WORK ITEM: Nothing but the pictures should be dropped; repeat the rest of the data below exactly.
RECORDS SUPPLIED START
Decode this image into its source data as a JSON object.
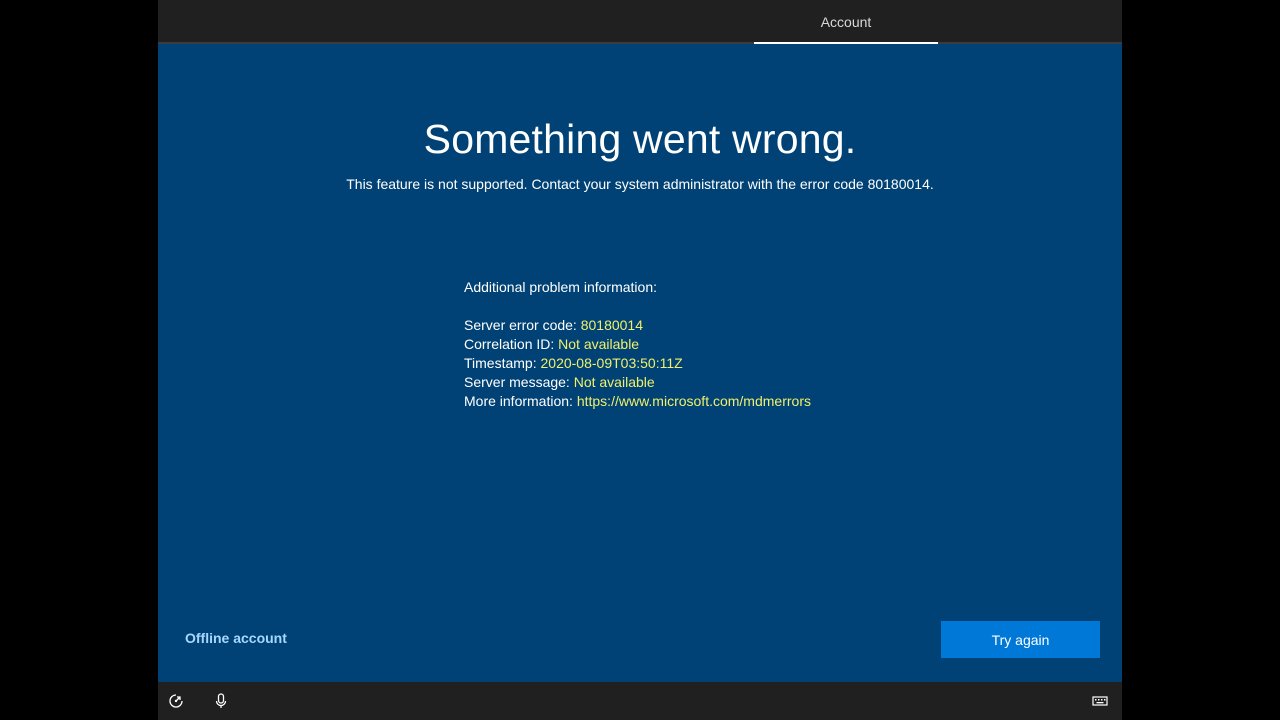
{
  "header": {
    "active_tab": "Account"
  },
  "main": {
    "title": "Something went wrong.",
    "message": "This feature is not supported. Contact your system administrator with the error code 80180014."
  },
  "problem_info": {
    "title": "Additional problem information:",
    "rows": [
      {
        "label": "Server error code: ",
        "value": "80180014"
      },
      {
        "label": "Correlation ID: ",
        "value": "Not available"
      },
      {
        "label": "Timestamp: ",
        "value": "2020-08-09T03:50:11Z"
      },
      {
        "label": "Server message: ",
        "value": "Not available"
      },
      {
        "label": "More information: ",
        "value": "https://www.microsoft.com/mdmerrors"
      }
    ]
  },
  "footer": {
    "offline_link": "Offline account",
    "try_again_button": "Try again"
  },
  "bottom_bar": {
    "icons": [
      "ease-of-access-icon",
      "microphone-icon",
      "keyboard-icon"
    ]
  },
  "colors": {
    "background": "#004275",
    "accent_button": "#0078d7",
    "value_text": "#f0f06a",
    "link_text": "#a6d8ff"
  }
}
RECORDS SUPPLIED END
PROBLEM SOLUTION:
Decode this image into its source data as a JSON object.
{
  "header": {
    "active_tab": "Account"
  },
  "main": {
    "title": "Something went wrong.",
    "message": "This feature is not supported. Contact your system administrator with the error code 80180014."
  },
  "problem_info": {
    "title": "Additional problem information:",
    "rows": [
      {
        "label": "Server error code: ",
        "value": "80180014"
      },
      {
        "label": "Correlation ID: ",
        "value": "Not available"
      },
      {
        "label": "Timestamp: ",
        "value": "2020-08-09T03:50:11Z"
      },
      {
        "label": "Server message: ",
        "value": "Not available"
      },
      {
        "label": "More information: ",
        "value": "https://www.microsoft.com/mdmerrors"
      }
    ]
  },
  "footer": {
    "offline_link": "Offline account",
    "try_again_button": "Try again"
  },
  "bottom_bar": {
    "icons": [
      "ease-of-access-icon",
      "microphone-icon",
      "keyboard-icon"
    ]
  },
  "colors": {
    "background": "#004275",
    "accent_button": "#0078d7",
    "value_text": "#f0f06a",
    "link_text": "#a6d8ff"
  }
}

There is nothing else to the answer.